Value added – definition and meaning

Value added has several different meanings. In economics it is the difference between all sales within an industry and the total costs of materials, components and services bought from other businesses over a specific period.

Economic value added is one industry’s contribution to a country’s GDP (gross domestic product).

The Bureau of Economic Analysis (BEA), part of the US Government, explains that the value added of an industry, also known as GDP-by-industry, is the contribution of an industry or government sector to overall GDP.

The BEA explains:

“Value added equals the difference between an industry’s gross output (consisting of sales or receipts and other operating income, commodity taxes, and inventory change) and the cost of its intermediate inputs (including energy, raw materials, semi-finished goods, and services that are purchased from all sources).”

Value added describes what happens when a commercial enterprise takes a basic product and increases its value (and also its price) by adding extras in the manufacturing process, or by tacking extra products, offers and/or services. It is classed as a value-added activity when customers are willing to pay extra for the additional output.

In accounting, value added means the same as gross income.

Value added in marketing

In marketing, value added is a competitive advantage that a product or service obtains by combining, packaging, or bundling benefits and features to it. A company may add a few features to a product – which is otherwise basically the same as those of its competitors – to make it stand out and be more attractive to consumers.

An example of a value added feature on a product such as a laptop would be to offer a two-year guarantee that includes free support.

The world of shopping, as far as consumers are concerned, has changed considerably since the advent of the Internet. Consumers can have access to any product they desire and have it delivered directly to their homes or offices in record time.

The struggle among suppliers to find a competitive advantage in today’s digital marketplace has become intense. Businesses are forever challenged to find ways to give their products added value to justify their prices.

Economic Value Added (EVA), otherwise known as economic profit, is the difference between how much profit a business makes from invested capital and how much it paid out to obtain that capital – how much more it created than the required return of its stockholders and debt holders (investors). It is a variation of profit. Profit alone doesn’t tell us what the cost of capital was – EVA does.

What the product does for me

Modern consumers are much more concerned now about what the good or service will do for them than just its list of features.

Knowing what consumers truly value is crucial to how suppliers create, package, market and deliver their goods and services.

Companies can created added value through their brands. German automobile makers such as Mercedes, Audi and BMW sell their products for significantly more than their costs of production because of their reputation for reliability, sturdy mechanics, and unrivaled performance.
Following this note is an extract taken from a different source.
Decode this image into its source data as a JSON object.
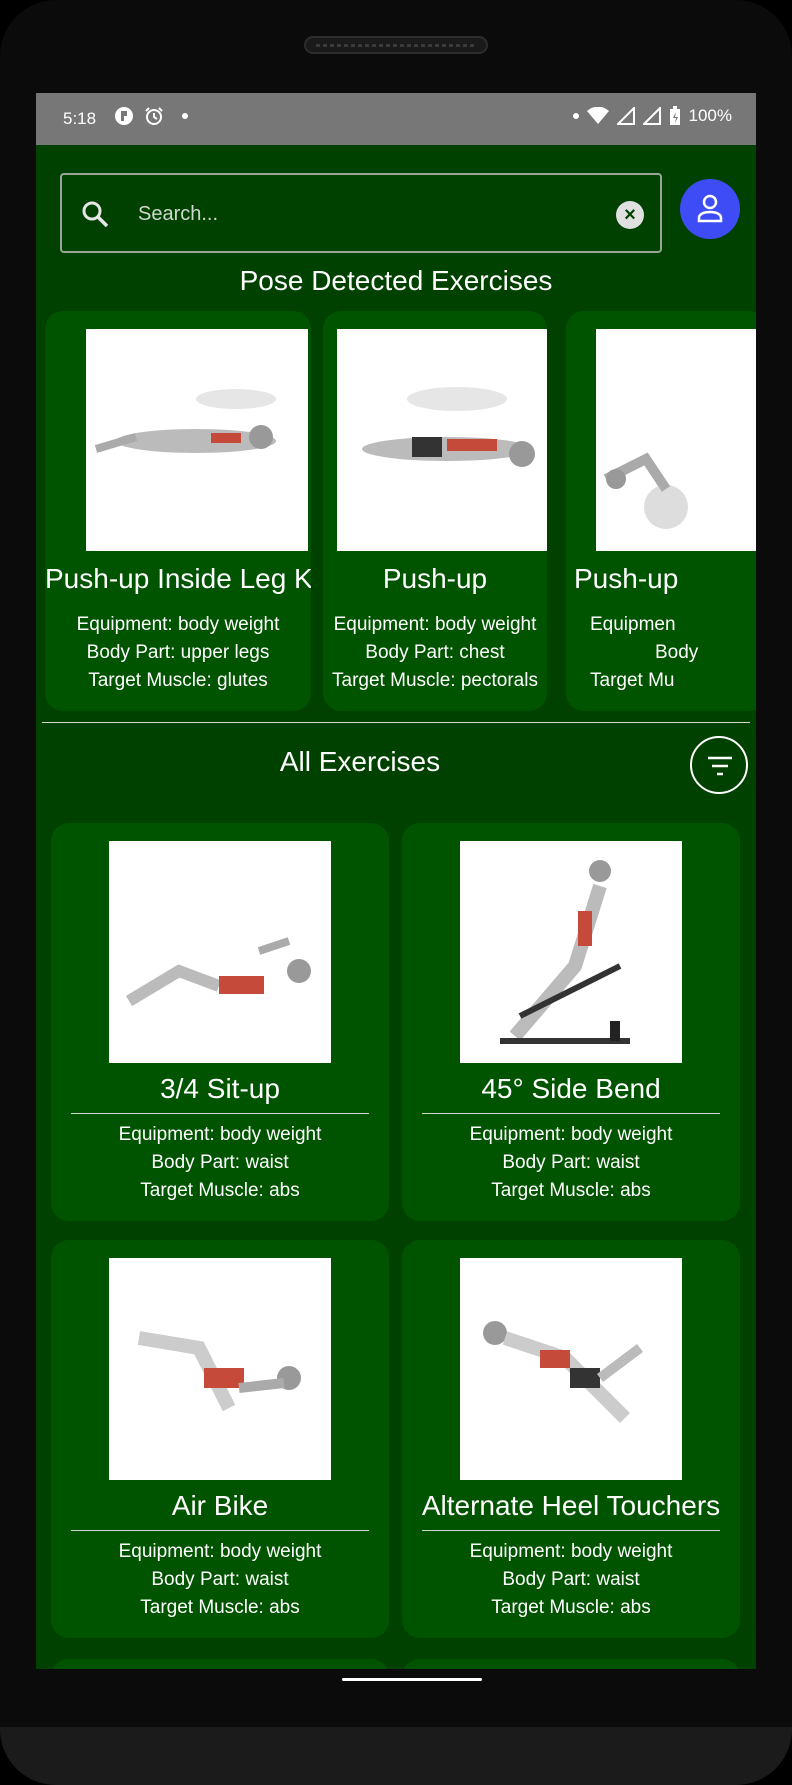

Value added in accounting

Rather than purchasing a product or service, customers buy the value and utility that a company puts into its goods or services. The value a company adds to its products is what convinces its customers to purchase them. Value added costs are what it costs a company to produce a customer’s products or provide his or her services.

As explains, cost accounting is a division of managerial accounting that tracks production costs.

As a company’s items move through production, cost accounting identifies which activities do and do not add value to its products. The aim is always to keep non-value-added activities to a minimum.

There are three types of costs that a business incurs: 1. Value-added costs. 2. Business value-added costs. 3. Non-value-added costs. What do they mean?

Non-Value-Added Costs: costs that are added to goods or services without enhancing their value. Examples include fixing or reworking defective goods, product inspections, and quality control.

Storage costs are increased when a supplier produces too much. Anything which leads to machines or workers remaining idle creates non-value-added costs.

Value-added costs: these are the resources consumed – money/time spent – in enhancing the value of a product or service. For manufacturing companies, value-added costs include direct labor, equipment and machinery, raw materials, and other expenses used in creating and making the product more attractive or enticing.

For retailers, value-added costs include the costs of purchasing their merchandise, as well as transporting and storing it. Virtually any activity that makes money for a company forms part of value-added costs.

Business-Value-Added costs: these are the indispensable indirect expenses of creating products, delivering services, or selling merchandise in a shop. However, they do not add value to what is being delivered to the customers.

They are the company’s administrative and selling expenses, such as employee wages and salaries, commissions, and advertising expenditure. Manufacturers also include direct labor as part of business-added-value costs. There is some overlap with the other categories – the degree of overlap usually depends on the company’s accounting style and where the accountant was trained.